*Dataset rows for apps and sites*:
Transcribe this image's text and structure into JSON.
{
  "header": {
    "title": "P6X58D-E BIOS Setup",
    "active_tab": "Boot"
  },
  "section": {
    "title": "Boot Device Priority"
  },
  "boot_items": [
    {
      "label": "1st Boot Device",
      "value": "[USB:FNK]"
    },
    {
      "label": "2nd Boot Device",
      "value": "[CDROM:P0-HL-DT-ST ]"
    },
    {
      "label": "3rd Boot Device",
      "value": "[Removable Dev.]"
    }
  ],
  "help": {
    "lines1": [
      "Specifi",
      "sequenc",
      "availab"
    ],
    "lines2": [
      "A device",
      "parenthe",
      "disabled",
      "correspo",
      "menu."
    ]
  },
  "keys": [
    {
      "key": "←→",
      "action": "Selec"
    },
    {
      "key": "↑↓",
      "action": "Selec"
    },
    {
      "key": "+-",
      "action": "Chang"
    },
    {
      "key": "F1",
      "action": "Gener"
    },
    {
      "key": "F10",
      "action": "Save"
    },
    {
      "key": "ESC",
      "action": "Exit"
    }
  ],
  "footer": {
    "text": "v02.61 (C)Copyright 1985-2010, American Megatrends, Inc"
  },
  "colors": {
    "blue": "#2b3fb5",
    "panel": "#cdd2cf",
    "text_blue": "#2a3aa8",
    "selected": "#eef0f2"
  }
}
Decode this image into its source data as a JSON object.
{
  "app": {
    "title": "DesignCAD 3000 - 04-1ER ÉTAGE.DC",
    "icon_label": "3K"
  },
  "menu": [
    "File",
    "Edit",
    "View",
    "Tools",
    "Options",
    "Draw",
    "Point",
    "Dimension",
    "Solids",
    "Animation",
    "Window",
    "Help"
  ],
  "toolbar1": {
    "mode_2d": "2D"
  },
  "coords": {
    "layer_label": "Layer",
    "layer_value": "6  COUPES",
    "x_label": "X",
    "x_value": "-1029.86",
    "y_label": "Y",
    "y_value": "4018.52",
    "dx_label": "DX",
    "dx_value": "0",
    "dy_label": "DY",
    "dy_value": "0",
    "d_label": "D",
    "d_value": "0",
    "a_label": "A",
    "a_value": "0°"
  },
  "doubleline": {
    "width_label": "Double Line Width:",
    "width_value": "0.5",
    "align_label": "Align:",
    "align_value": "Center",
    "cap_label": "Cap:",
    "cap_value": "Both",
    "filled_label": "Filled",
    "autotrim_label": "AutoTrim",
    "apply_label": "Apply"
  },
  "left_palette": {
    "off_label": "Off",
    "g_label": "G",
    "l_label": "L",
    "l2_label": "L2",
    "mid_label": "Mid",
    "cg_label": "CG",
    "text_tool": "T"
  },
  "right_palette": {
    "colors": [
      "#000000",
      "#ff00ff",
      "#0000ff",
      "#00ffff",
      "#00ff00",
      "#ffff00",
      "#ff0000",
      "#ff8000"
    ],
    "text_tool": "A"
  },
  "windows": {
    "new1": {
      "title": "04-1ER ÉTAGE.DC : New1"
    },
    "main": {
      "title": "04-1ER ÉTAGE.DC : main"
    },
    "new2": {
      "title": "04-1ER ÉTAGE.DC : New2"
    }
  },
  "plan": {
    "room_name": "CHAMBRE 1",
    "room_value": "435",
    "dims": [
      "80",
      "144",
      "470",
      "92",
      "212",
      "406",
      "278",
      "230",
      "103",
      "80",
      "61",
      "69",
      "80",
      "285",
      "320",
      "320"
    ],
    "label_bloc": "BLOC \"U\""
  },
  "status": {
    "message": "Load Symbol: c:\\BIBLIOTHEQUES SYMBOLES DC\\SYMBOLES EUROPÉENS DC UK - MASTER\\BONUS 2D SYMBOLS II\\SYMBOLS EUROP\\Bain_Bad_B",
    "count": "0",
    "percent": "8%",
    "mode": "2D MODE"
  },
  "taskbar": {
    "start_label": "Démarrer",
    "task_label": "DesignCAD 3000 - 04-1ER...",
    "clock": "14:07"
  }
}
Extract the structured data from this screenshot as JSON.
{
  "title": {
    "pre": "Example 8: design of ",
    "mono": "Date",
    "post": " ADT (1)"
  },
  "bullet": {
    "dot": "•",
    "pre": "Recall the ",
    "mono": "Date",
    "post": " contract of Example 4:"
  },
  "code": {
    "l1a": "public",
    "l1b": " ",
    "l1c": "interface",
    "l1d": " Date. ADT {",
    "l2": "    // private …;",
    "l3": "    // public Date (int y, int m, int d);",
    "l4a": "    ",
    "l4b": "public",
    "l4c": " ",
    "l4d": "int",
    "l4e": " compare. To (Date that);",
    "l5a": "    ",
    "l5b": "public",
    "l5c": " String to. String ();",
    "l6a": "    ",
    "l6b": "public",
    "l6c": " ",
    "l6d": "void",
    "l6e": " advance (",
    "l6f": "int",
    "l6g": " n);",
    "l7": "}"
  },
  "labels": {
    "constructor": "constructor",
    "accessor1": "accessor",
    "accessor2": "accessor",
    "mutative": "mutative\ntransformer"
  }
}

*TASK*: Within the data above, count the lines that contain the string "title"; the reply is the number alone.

*THE COMPLETED TASK*: 7